== Work order ==
In the data below, reproduce everything exactly except the images.

== Supplied entries ==
------------------------------------------------------------------------
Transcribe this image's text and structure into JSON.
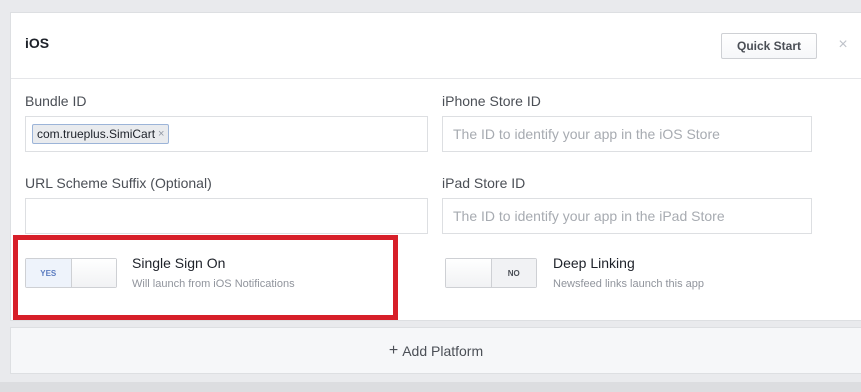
{
  "platform": {
    "title": "iOS",
    "quick_start_label": "Quick Start",
    "close_glyph": "×"
  },
  "fields": {
    "bundle_id": {
      "label": "Bundle ID",
      "token": "com.trueplus.SimiCart",
      "token_remove": "×"
    },
    "iphone_store_id": {
      "label": "iPhone Store ID",
      "placeholder": "The ID to identify your app in the iOS Store",
      "value": ""
    },
    "url_scheme_suffix": {
      "label": "URL Scheme Suffix (Optional)",
      "value": ""
    },
    "ipad_store_id": {
      "label": "iPad Store ID",
      "placeholder": "The ID to identify your app in the iPad Store",
      "value": ""
    }
  },
  "options": {
    "single_sign_on": {
      "toggle_label": "YES",
      "title": "Single Sign On",
      "description": "Will launch from iOS Notifications",
      "state": "on"
    },
    "deep_linking": {
      "toggle_label": "NO",
      "title": "Deep Linking",
      "description": "Newsfeed links launch this app",
      "state": "off"
    }
  },
  "add_platform": {
    "plus": "+",
    "label": "Add Platform"
  },
  "colors": {
    "highlight": "#d71f29",
    "accent": "#5b7cc0"
  }
}
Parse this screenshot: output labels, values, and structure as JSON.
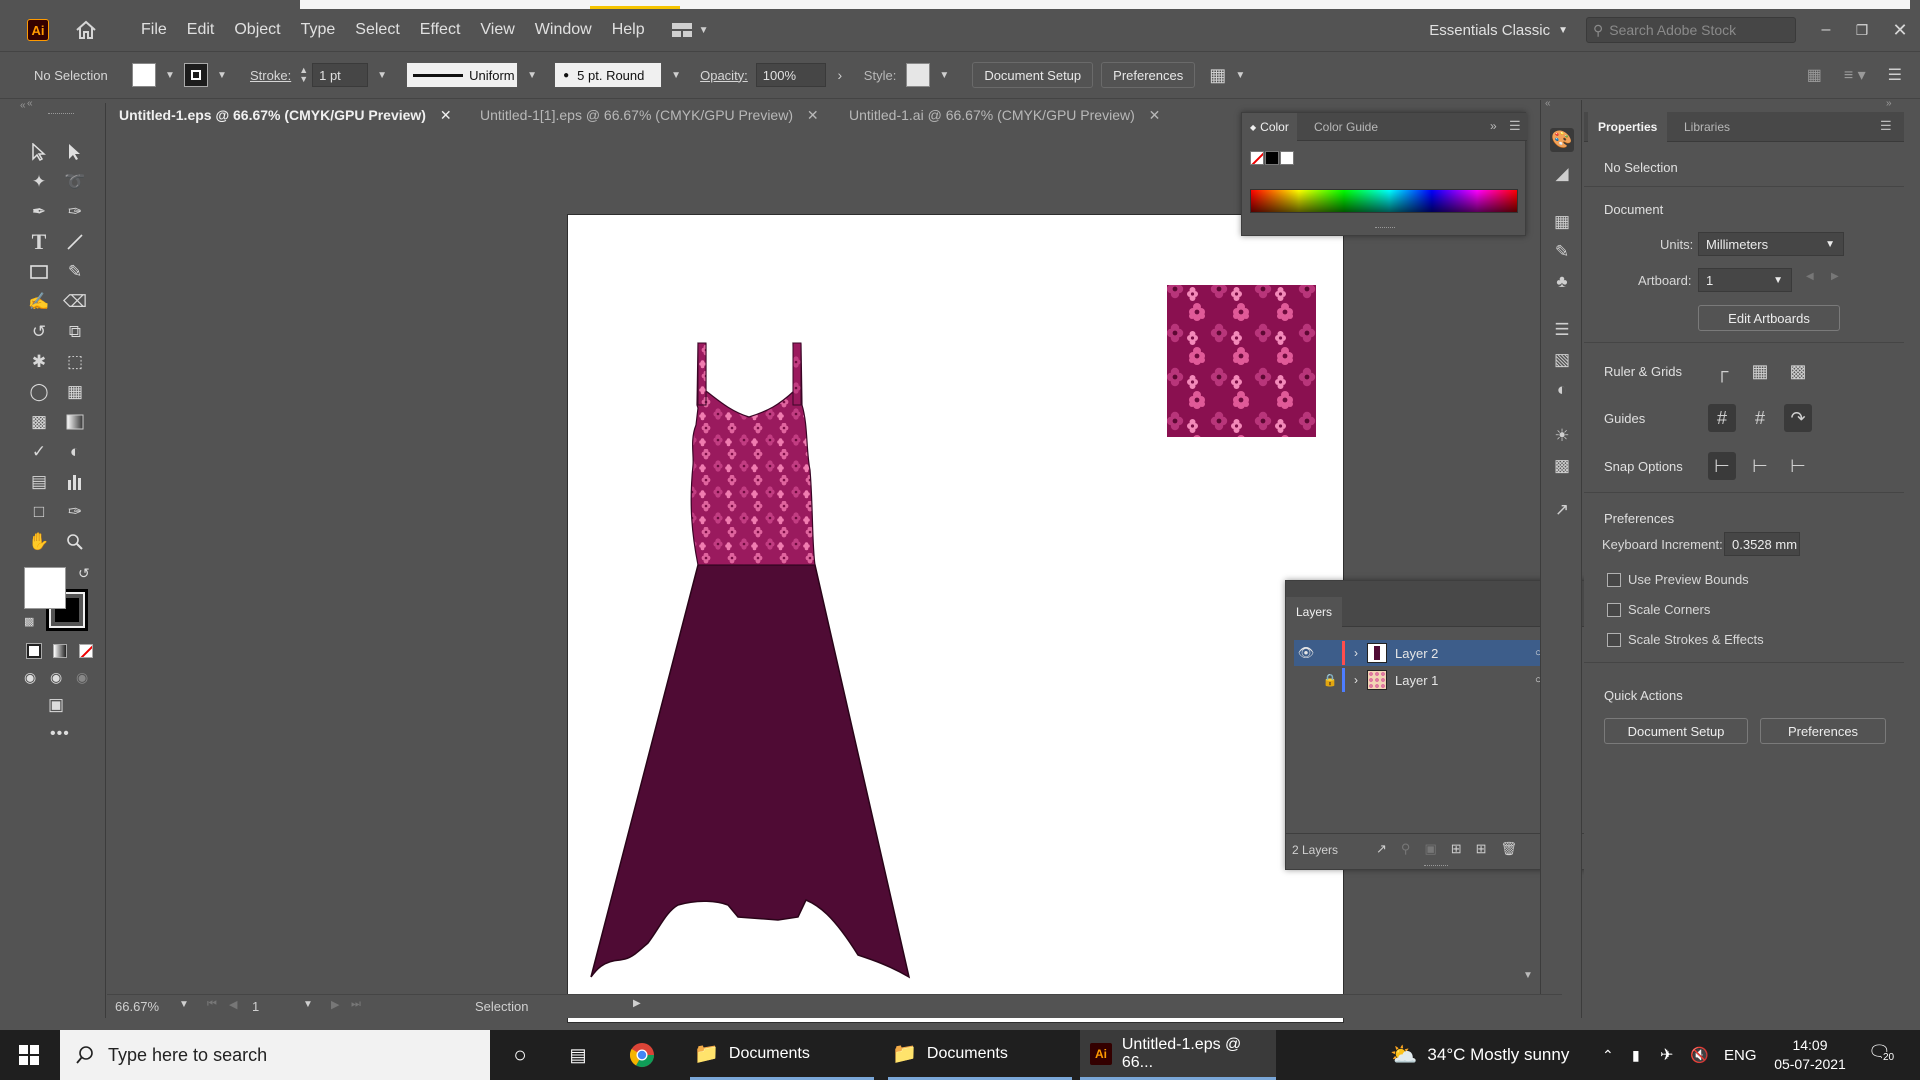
{
  "menubar": {
    "logo": "Ai",
    "items": [
      "File",
      "Edit",
      "Object",
      "Type",
      "Select",
      "Effect",
      "View",
      "Window",
      "Help"
    ],
    "workspace": "Essentials Classic",
    "search_placeholder": "Search Adobe Stock"
  },
  "controlbar": {
    "selection": "No Selection",
    "stroke_label": "Stroke:",
    "stroke_value": "1 pt",
    "profile": "Uniform",
    "brush": "5 pt. Round",
    "opacity_label": "Opacity:",
    "opacity_value": "100%",
    "style_label": "Style:",
    "document_setup": "Document Setup",
    "preferences": "Preferences"
  },
  "tabs": [
    {
      "label": "Untitled-1.eps @ 66.67% (CMYK/GPU Preview)"
    },
    {
      "label": "Untitled-1[1].eps @ 66.67% (CMYK/GPU Preview)"
    },
    {
      "label": "Untitled-1.ai @ 66.67% (CMYK/GPU Preview)"
    }
  ],
  "color_panel": {
    "tab_color": "Color",
    "tab_guide": "Color Guide"
  },
  "layers_panel": {
    "title": "Layers",
    "layers": [
      {
        "name": "Layer 2",
        "color": "#ff4d4d"
      },
      {
        "name": "Layer 1",
        "color": "#4d7dff"
      }
    ],
    "count": "2 Layers"
  },
  "properties": {
    "tab_properties": "Properties",
    "tab_libraries": "Libraries",
    "selection": "No Selection",
    "document": "Document",
    "units_label": "Units:",
    "units_value": "Millimeters",
    "artboard_label": "Artboard:",
    "artboard_value": "1",
    "edit_artboards": "Edit Artboards",
    "ruler_grids": "Ruler & Grids",
    "guides": "Guides",
    "snap_options": "Snap Options",
    "preferences": "Preferences",
    "keyboard_increment_label": "Keyboard Increment:",
    "keyboard_increment_value": "0.3528 mm",
    "use_preview_bounds": "Use Preview Bounds",
    "scale_corners": "Scale Corners",
    "scale_strokes": "Scale Strokes & Effects",
    "quick_actions": "Quick Actions",
    "qa_document_setup": "Document Setup",
    "qa_preferences": "Preferences"
  },
  "statusbar": {
    "zoom": "66.67%",
    "artboard": "1",
    "tool": "Selection"
  },
  "taskbar": {
    "search_placeholder": "Type here to search",
    "app1": "Documents",
    "app2": "Documents",
    "app3": "Untitled-1.eps @ 66...",
    "weather": "34°C  Mostly sunny",
    "lang": "ENG",
    "time": "14:09",
    "date": "05-07-2021",
    "notifications": "20"
  },
  "colors": {
    "dress_bottom": "#4f0b34",
    "dress_top": "#c8307a",
    "pattern_bg": "#8a1050"
  }
}
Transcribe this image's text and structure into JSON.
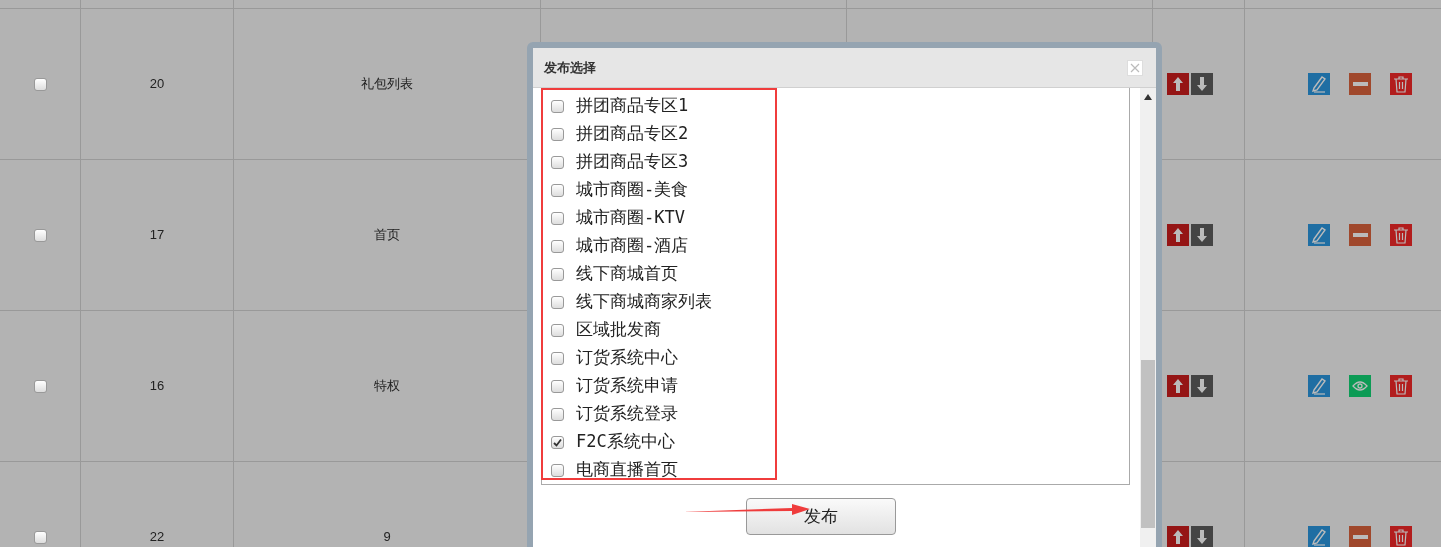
{
  "table": {
    "rows": [
      {
        "checked": false,
        "id": "20",
        "name": "礼包列表",
        "kind": "disable"
      },
      {
        "checked": false,
        "id": "17",
        "name": "首页",
        "kind": "disable"
      },
      {
        "checked": false,
        "id": "16",
        "name": "特权",
        "kind": "enable"
      },
      {
        "checked": false,
        "id": "22",
        "name": "9",
        "kind": "disable"
      }
    ]
  },
  "dialog": {
    "title": "发布选择",
    "items": [
      {
        "label": "拼团商品专区1",
        "checked": false
      },
      {
        "label": "拼团商品专区2",
        "checked": false
      },
      {
        "label": "拼团商品专区3",
        "checked": false
      },
      {
        "label": "城市商圈-美食",
        "checked": false
      },
      {
        "label": "城市商圈-KTV",
        "checked": false
      },
      {
        "label": "城市商圈-酒店",
        "checked": false
      },
      {
        "label": "线下商城首页",
        "checked": false
      },
      {
        "label": "线下商城商家列表",
        "checked": false
      },
      {
        "label": "区域批发商",
        "checked": false
      },
      {
        "label": "订货系统中心",
        "checked": false
      },
      {
        "label": "订货系统申请",
        "checked": false
      },
      {
        "label": "订货系统登录",
        "checked": false
      },
      {
        "label": "F2C系统中心",
        "checked": true
      },
      {
        "label": "电商直播首页",
        "checked": false
      }
    ],
    "button": "发布"
  }
}
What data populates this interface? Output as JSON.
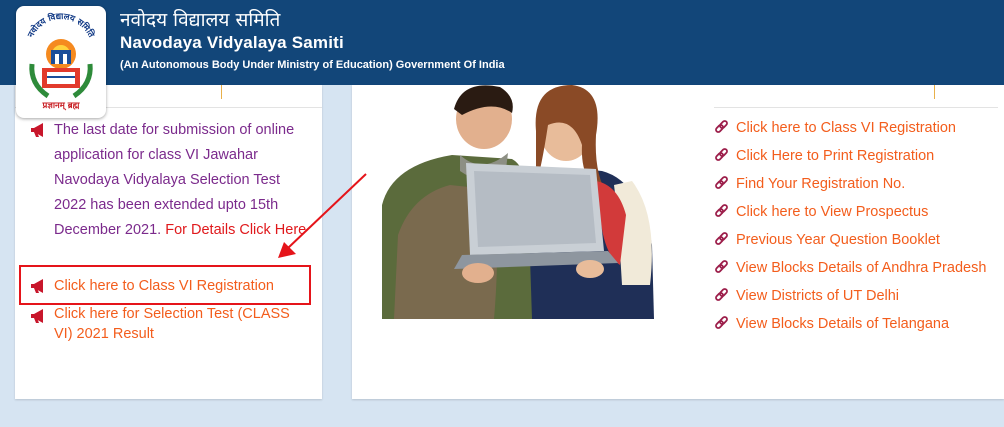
{
  "header": {
    "title_hindi": "नवोदय विद्यालय समिति",
    "title_english": "Navodaya Vidyalaya Samiti",
    "subtitle": "(An Autonomous Body Under Ministry of Education) Government Of India",
    "logo": {
      "name": "nvs-logo",
      "text_top": "नवोदय विद्यालय समिति",
      "text_bottom": "प्रज्ञानम् ब्रह्म"
    }
  },
  "notices": [
    {
      "icon": "megaphone-icon",
      "text": "The last date for submission of online application for class VI Jawahar Navodaya Vidyalaya Selection Test 2022 has been extended upto 15th December 2021.",
      "link": "For Details Click Here"
    },
    {
      "icon": "megaphone-icon",
      "text": "Click here to Class VI Registration"
    },
    {
      "icon": "megaphone-icon",
      "text": "Click here for Selection Test (CLASS VI) 2021 Result"
    }
  ],
  "links": [
    {
      "icon": "link-icon",
      "label": "Click here to Class VI Registration"
    },
    {
      "icon": "link-icon",
      "label": "Click Here to Print Registration"
    },
    {
      "icon": "link-icon",
      "label": "Find Your Registration No."
    },
    {
      "icon": "link-icon",
      "label": "Click here to View Prospectus"
    },
    {
      "icon": "link-icon",
      "label": "Previous Year Question Booklet"
    },
    {
      "icon": "link-icon",
      "label": "View Blocks Details of Andhra Pradesh"
    },
    {
      "icon": "link-icon",
      "label": "View Districts of UT Delhi"
    },
    {
      "icon": "link-icon",
      "label": "View Blocks Details of Telangana"
    }
  ],
  "image": {
    "name": "students-with-laptop-photo"
  },
  "colors": {
    "header": "#124679",
    "link_orange": "#f35d1c",
    "notice_purple": "#7b2a8c",
    "details_red": "#e0191c",
    "annotation_red": "#e5141a",
    "background": "#d6e4f2"
  }
}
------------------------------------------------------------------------
== Reply ==
Transcribe this image's text and structure into JSON.
{
  "platform": {
    "title": "iOS",
    "quick_start_label": "Quick Start",
    "close_glyph": "×"
  },
  "fields": {
    "bundle_id": {
      "label": "Bundle ID",
      "token": "com.trueplus.SimiCart",
      "token_remove": "×"
    },
    "iphone_store_id": {
      "label": "iPhone Store ID",
      "placeholder": "The ID to identify your app in the iOS Store",
      "value": ""
    },
    "url_scheme_suffix": {
      "label": "URL Scheme Suffix (Optional)",
      "value": ""
    },
    "ipad_store_id": {
      "label": "iPad Store ID",
      "placeholder": "The ID to identify your app in the iPad Store",
      "value": ""
    }
  },
  "options": {
    "single_sign_on": {
      "toggle_label": "YES",
      "title": "Single Sign On",
      "description": "Will launch from iOS Notifications",
      "state": "on"
    },
    "deep_linking": {
      "toggle_label": "NO",
      "title": "Deep Linking",
      "description": "Newsfeed links launch this app",
      "state": "off"
    }
  },
  "add_platform": {
    "plus": "+",
    "label": "Add Platform"
  },
  "colors": {
    "highlight": "#d71f29",
    "accent": "#5b7cc0"
  }
}
Parse this screenshot: output labels, values, and structure as JSON.
{
  "menubar": {
    "logo": "Ai",
    "items": [
      "File",
      "Edit",
      "Object",
      "Type",
      "Select",
      "Effect",
      "View",
      "Window",
      "Help"
    ],
    "workspace": "Essentials Classic",
    "search_placeholder": "Search Adobe Stock"
  },
  "controlbar": {
    "selection": "No Selection",
    "stroke_label": "Stroke:",
    "stroke_value": "1 pt",
    "profile": "Uniform",
    "brush": "5 pt. Round",
    "opacity_label": "Opacity:",
    "opacity_value": "100%",
    "style_label": "Style:",
    "document_setup": "Document Setup",
    "preferences": "Preferences"
  },
  "tabs": [
    {
      "label": "Untitled-1.eps @ 66.67% (CMYK/GPU Preview)"
    },
    {
      "label": "Untitled-1[1].eps @ 66.67% (CMYK/GPU Preview)"
    },
    {
      "label": "Untitled-1.ai @ 66.67% (CMYK/GPU Preview)"
    }
  ],
  "color_panel": {
    "tab_color": "Color",
    "tab_guide": "Color Guide"
  },
  "layers_panel": {
    "title": "Layers",
    "layers": [
      {
        "name": "Layer 2",
        "color": "#ff4d4d"
      },
      {
        "name": "Layer 1",
        "color": "#4d7dff"
      }
    ],
    "count": "2 Layers"
  },
  "properties": {
    "tab_properties": "Properties",
    "tab_libraries": "Libraries",
    "selection": "No Selection",
    "document": "Document",
    "units_label": "Units:",
    "units_value": "Millimeters",
    "artboard_label": "Artboard:",
    "artboard_value": "1",
    "edit_artboards": "Edit Artboards",
    "ruler_grids": "Ruler & Grids",
    "guides": "Guides",
    "snap_options": "Snap Options",
    "preferences": "Preferences",
    "keyboard_increment_label": "Keyboard Increment:",
    "keyboard_increment_value": "0.3528 mm",
    "use_preview_bounds": "Use Preview Bounds",
    "scale_corners": "Scale Corners",
    "scale_strokes": "Scale Strokes & Effects",
    "quick_actions": "Quick Actions",
    "qa_document_setup": "Document Setup",
    "qa_preferences": "Preferences"
  },
  "statusbar": {
    "zoom": "66.67%",
    "artboard": "1",
    "tool": "Selection"
  },
  "taskbar": {
    "search_placeholder": "Type here to search",
    "app1": "Documents",
    "app2": "Documents",
    "app3": "Untitled-1.eps @ 66...",
    "weather": "34°C  Mostly sunny",
    "lang": "ENG",
    "time": "14:09",
    "date": "05-07-2021",
    "notifications": "20"
  },
  "colors": {
    "dress_bottom": "#4f0b34",
    "dress_top": "#c8307a",
    "pattern_bg": "#8a1050"
  }
}
Transcribe this image's text and structure into JSON.
{
  "table": {
    "rows": [
      {
        "checked": false,
        "id": "20",
        "name": "礼包列表",
        "kind": "disable"
      },
      {
        "checked": false,
        "id": "17",
        "name": "首页",
        "kind": "disable"
      },
      {
        "checked": false,
        "id": "16",
        "name": "特权",
        "kind": "enable"
      },
      {
        "checked": false,
        "id": "22",
        "name": "9",
        "kind": "disable"
      }
    ]
  },
  "dialog": {
    "title": "发布选择",
    "items": [
      {
        "label": "拼团商品专区1",
        "checked": false
      },
      {
        "label": "拼团商品专区2",
        "checked": false
      },
      {
        "label": "拼团商品专区3",
        "checked": false
      },
      {
        "label": "城市商圈-美食",
        "checked": false
      },
      {
        "label": "城市商圈-KTV",
        "checked": false
      },
      {
        "label": "城市商圈-酒店",
        "checked": false
      },
      {
        "label": "线下商城首页",
        "checked": false
      },
      {
        "label": "线下商城商家列表",
        "checked": false
      },
      {
        "label": "区域批发商",
        "checked": false
      },
      {
        "label": "订货系统中心",
        "checked": false
      },
      {
        "label": "订货系统申请",
        "checked": false
      },
      {
        "label": "订货系统登录",
        "checked": false
      },
      {
        "label": "F2C系统中心",
        "checked": true
      },
      {
        "label": "电商直播首页",
        "checked": false
      }
    ],
    "button": "发布"
  }
}
What data populates this interface? Output as JSON.
{
  "header": {
    "title_hindi": "नवोदय विद्यालय समिति",
    "title_english": "Navodaya Vidyalaya Samiti",
    "subtitle": "(An Autonomous Body Under Ministry of Education) Government Of India",
    "logo": {
      "name": "nvs-logo",
      "text_top": "नवोदय विद्यालय समिति",
      "text_bottom": "प्रज्ञानम् ब्रह्म"
    }
  },
  "notices": [
    {
      "icon": "megaphone-icon",
      "text": "The last date for submission of online application for class VI Jawahar Navodaya Vidyalaya Selection Test 2022 has been extended upto 15th December 2021.",
      "link": "For Details Click Here"
    },
    {
      "icon": "megaphone-icon",
      "text": "Click here to Class VI Registration"
    },
    {
      "icon": "megaphone-icon",
      "text": "Click here for Selection Test (CLASS VI) 2021 Result"
    }
  ],
  "links": [
    {
      "icon": "link-icon",
      "label": "Click here to Class VI Registration"
    },
    {
      "icon": "link-icon",
      "label": "Click Here to Print Registration"
    },
    {
      "icon": "link-icon",
      "label": "Find Your Registration No."
    },
    {
      "icon": "link-icon",
      "label": "Click here to View Prospectus"
    },
    {
      "icon": "link-icon",
      "label": "Previous Year Question Booklet"
    },
    {
      "icon": "link-icon",
      "label": "View Blocks Details of Andhra Pradesh"
    },
    {
      "icon": "link-icon",
      "label": "View Districts of UT Delhi"
    },
    {
      "icon": "link-icon",
      "label": "View Blocks Details of Telangana"
    }
  ],
  "image": {
    "name": "students-with-laptop-photo"
  },
  "colors": {
    "header": "#124679",
    "link_orange": "#f35d1c",
    "notice_purple": "#7b2a8c",
    "details_red": "#e0191c",
    "annotation_red": "#e5141a",
    "background": "#d6e4f2"
  }
}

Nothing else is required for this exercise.